Classifications
U.S. Classification463/25, 273/143.00R, 273/138.1, 463/43, 273/292, 463/20, 463/40, 463/16
International ClassificationG06F17/00, A63F13/00, G06F19/00, A63F9/24
Cooperative ClassificationG07F17/32, G07F17/3276
European ClassificationG07F17/32, G07F17/32M8D
Legal Events
DateCodeEventDescription
23 Oct 2010ASAssignment
Free format text: CHANGE OF NAME;ASSIGNOR:CYBERVIEW TECHNOLOGY, INC.;REEL/FRAME:025184/0775
Effective date: 20080710
Owner name: MUDALLA TECHNOLOGY, INC. C/O THOITS, LOVE, HERSHBE
11 Dec 2009ASAssignment
Owner name: IGT, NEVADA
Free format text: ASSIGNMENT OF ASSIGNORS INTEREST;ASSIGNOR:MUDALLA TECHNOLOGY, INC.;REEL/FRAME:023644/0316
Effective date: 20091119
20 Feb 2007ASAssignment
Owner name: CYBERVIEW TECHNOLOGY, INC., CALIFORNIA
Free format text: CHANGE OF NAME;ASSIGNOR:CYBERSCAN TECHNOLOGY, INC.;REEL/FRAME:018907/0367
Effective date: 20070109
Owner name: CYBERVIEW TECHNOLOGY, INC.,CALIFORNIA
Free format text: CHANGE OF NAME;ASSIGNOR:CYBERSCAN TECHNOLOGY, INC.;US-ASSIGNMENT DATABASE UPDATED:20100518;REEL/FRAME:18907/367
Free format text: CHANGE OF NAME;ASSIGNOR:CYBERSCAN TECHNOLOGY, INC.;US-ASSIGNMENT DATABASE UPDATED:20100525;REEL/FRAME:18907/367
Free format text: CHANGE OF NAME;ASSIGNOR:CYBERSCAN TECHNOLOGY, INC.;REEL/FRAME:18907/367
19 Jul 2006ASAssignment
Owner name: CYBERSCAN TECHNOLOGY, INC., CALIFORNIA

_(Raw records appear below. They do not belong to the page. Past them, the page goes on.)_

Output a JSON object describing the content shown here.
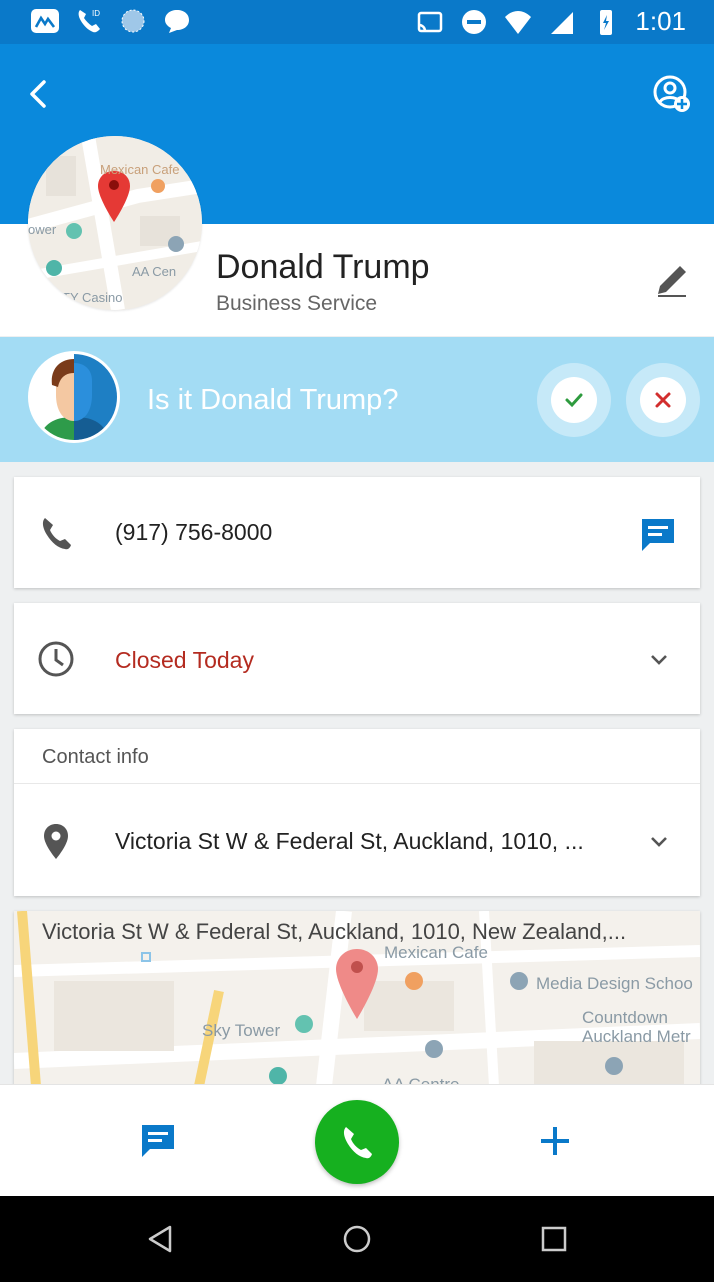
{
  "status_bar": {
    "time": "1:01",
    "icons": [
      "app-icon",
      "phone-id-icon",
      "sphere-icon",
      "chat-bubble-icon",
      "cast-icon",
      "do-not-disturb-icon",
      "wifi-icon",
      "signal-icon",
      "battery-charging-icon"
    ]
  },
  "header": {
    "back_icon": "chevron-left-icon",
    "add_contact_icon": "add-contact-icon",
    "brand_color": "#0a89dc"
  },
  "contact": {
    "name": "Donald Trump",
    "category": "Business Service",
    "edit_icon": "pencil-icon"
  },
  "verify": {
    "question": "Is it Donald Trump?",
    "confirm_icon": "check-icon",
    "reject_icon": "close-icon"
  },
  "phone": {
    "number": "(917) 756-8000",
    "message_icon": "message-icon"
  },
  "hours": {
    "status": "Closed Today",
    "status_color": "#b42b20"
  },
  "contact_info": {
    "label": "Contact info",
    "address": "Victoria St W & Federal St, Auckland, 1010, ..."
  },
  "map": {
    "address_full": "Victoria St W & Federal St, Auckland, 1010, New Zealand,...",
    "labels": {
      "cafe": "Mexican Cafe",
      "sky_tower": "Sky Tower",
      "media_school": "Media Design Schoo",
      "countdown_1": "Countdown",
      "countdown_2": "Auckland Metr",
      "aa_centre": "AA Centre"
    },
    "avatar_labels": {
      "cafe": "Mexican Cafe",
      "tower": "ower",
      "aa": "AA Cen",
      "casino": "TY Casino"
    }
  },
  "actions": {
    "call_color": "#16b01f"
  }
}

Free format text: ASSIGNMENT OF ASSIGNORS INTEREST;ASSIGNORS:GATTO, JEAN-MARIE;LINARD, SYLVIE;BRUNET DE COURSSOU, THIERRY;REEL/FRAME:017961/0064
Effective date: 20060719